There's a funny smell in Vicar Street tonight. It ain't body odour or spilt beer, either. It's the 'ganja', man; that s***-stinkin', wreck-the-head drug favoured by rockers, hip hoppers, and every dosey-eyed stoner alive. Not to mention reggae aficionados.
And there are plenty of the latter crammed into Vicar Street for Ziggy Marley's debut appearance in Dublin. Well, the balcony is closed off, but then Bob's eldest young fella' was hardly going to fill the place, was he?
In fact, it's difficult to tell what the 'fans' came to hear. Some of them sport T-shirts bearing Ziggy's famous father's face. Others float between the bar and the stage.
But all of them seem to have perfected what I like to call the 'wing dance'. It doesn't involve much effort; just bend your arms, point your elbows outwards and slowly flap like a bird while bopping your head over and over to the beat. Rinse with a sup of beer and repeat.
Granted, the 42-year-old Jamaican possesses a soothing vocal -- an extremely familiar cry to Bob's, actually. That he also happens to be the spitting image of his dad might confuse those who've perhaps smoked too much. Especially when he decides to dust off a few of his old man's tunes (Is This Love, Jamming).
But Ziggy is a performer in his own right. Not that you'd really notice, mind, but the guitar-slinging, dread-wearing music maker has been in the business quite a while. Which makes it all the more surprising that Ziggy has failed to create a memorable, or even half-decent, songbook.
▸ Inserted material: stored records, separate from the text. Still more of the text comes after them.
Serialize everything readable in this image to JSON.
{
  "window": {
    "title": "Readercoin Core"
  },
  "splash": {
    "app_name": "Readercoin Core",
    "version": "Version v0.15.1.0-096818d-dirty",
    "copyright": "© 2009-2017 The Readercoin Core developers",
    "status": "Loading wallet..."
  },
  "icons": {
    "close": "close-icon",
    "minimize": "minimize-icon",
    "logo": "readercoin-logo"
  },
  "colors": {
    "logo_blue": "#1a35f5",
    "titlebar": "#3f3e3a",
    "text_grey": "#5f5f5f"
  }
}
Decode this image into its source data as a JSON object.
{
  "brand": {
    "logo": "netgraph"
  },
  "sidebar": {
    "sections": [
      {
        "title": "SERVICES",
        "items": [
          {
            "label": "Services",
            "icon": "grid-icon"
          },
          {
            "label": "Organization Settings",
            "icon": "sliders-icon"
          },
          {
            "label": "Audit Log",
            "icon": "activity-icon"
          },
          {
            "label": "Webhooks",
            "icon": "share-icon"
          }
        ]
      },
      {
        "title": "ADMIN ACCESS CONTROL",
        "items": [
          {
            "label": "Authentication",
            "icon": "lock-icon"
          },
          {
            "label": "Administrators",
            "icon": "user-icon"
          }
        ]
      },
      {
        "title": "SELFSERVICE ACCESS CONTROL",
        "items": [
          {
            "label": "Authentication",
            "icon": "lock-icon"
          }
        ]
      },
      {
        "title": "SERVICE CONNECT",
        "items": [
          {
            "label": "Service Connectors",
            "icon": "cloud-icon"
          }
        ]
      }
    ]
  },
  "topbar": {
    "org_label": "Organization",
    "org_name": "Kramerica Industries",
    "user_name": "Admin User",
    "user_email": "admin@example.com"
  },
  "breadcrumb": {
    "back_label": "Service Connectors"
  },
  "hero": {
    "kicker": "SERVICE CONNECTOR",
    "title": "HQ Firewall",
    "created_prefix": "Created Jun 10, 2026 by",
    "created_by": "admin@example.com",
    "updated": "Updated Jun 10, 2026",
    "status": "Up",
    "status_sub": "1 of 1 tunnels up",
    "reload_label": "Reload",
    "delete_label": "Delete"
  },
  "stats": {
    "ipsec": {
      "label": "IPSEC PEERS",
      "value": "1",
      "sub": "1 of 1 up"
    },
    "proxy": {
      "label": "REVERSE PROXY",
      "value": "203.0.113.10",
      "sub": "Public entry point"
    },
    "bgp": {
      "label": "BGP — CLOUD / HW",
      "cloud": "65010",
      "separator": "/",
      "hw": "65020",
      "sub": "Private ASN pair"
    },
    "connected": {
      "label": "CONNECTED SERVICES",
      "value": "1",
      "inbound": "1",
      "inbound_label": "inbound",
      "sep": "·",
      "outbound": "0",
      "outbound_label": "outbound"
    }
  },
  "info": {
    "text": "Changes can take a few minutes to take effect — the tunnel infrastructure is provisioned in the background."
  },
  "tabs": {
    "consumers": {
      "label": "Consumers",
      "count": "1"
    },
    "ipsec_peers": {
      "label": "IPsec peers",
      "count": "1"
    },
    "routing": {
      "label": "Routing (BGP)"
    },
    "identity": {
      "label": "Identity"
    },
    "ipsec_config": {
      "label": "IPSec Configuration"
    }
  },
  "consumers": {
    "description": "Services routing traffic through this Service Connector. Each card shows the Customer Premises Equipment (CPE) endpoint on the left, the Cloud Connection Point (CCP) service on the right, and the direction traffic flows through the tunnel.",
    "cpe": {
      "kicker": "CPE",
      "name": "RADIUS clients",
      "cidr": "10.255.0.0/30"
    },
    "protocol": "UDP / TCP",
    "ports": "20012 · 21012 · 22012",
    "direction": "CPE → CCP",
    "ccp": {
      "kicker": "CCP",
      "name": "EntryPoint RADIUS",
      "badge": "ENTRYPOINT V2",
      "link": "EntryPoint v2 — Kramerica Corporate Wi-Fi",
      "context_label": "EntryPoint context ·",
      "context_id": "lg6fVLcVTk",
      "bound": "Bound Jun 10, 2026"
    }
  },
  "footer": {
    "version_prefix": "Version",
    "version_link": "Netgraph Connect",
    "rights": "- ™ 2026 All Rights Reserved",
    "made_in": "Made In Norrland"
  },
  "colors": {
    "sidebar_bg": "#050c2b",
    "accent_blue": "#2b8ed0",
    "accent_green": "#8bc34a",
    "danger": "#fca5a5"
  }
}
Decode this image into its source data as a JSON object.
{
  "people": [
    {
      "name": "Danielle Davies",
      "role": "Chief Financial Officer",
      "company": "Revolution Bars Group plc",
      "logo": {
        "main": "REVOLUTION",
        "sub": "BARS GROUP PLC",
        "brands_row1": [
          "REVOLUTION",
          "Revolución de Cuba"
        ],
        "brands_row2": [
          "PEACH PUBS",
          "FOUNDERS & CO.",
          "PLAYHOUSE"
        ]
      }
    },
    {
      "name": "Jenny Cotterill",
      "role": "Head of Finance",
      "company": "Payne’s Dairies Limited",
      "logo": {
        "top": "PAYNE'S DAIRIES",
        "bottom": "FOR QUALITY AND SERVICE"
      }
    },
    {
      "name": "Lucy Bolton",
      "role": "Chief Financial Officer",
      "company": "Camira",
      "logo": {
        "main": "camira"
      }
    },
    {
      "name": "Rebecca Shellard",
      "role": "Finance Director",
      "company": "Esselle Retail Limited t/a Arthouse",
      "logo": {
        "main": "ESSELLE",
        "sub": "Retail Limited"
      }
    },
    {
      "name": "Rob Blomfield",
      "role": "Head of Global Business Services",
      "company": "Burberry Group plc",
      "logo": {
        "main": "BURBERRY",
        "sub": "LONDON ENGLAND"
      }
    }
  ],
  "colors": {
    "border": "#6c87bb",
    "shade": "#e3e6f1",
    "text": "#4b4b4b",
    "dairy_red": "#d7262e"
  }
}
Reggae, at the worst of times, can be a very tedious genre -- repetitive, flat, and extremely one-dimensional.
There are moments tonight where Ziggy's material holds its own (opening number Tomorrow People, and the impressive Black Cat) but, over an hour and a half, the man continuously resorts to autopilot, serving up a decidedly average combination of background jams and predictable chord sequences. Sequences that go on. And on. And don't get me started on the screeching guitar solos.
Ziggy's half brother, Damian, cleverly redefined his sound with last year's sublime collaboration with US rapper Nas (Distant Relatives). He's also a riveting performer to watch.
Take a look at David Nesta ('Ziggy' is but a nickname, supposedly meaning a 'small joint') and you'll find there's little to get excited about in the way of showmanship.
The surrounding players appear way too chilled, very rarely expressing their excitement to what's happening around them.
The final minute of Look Who's Dancing proves that they are indeed capable of creating a stir, but it's too brief a moment in a set that ultimately fails to shine.
Ziggy digs the music -- that much is obvious. But he should take more risks; mix it up a little -- work the stage and remember to get involved with his audience.
And until he does, I'm afraid all we're left with is a stinker of a debut. In more ways than one. HHIII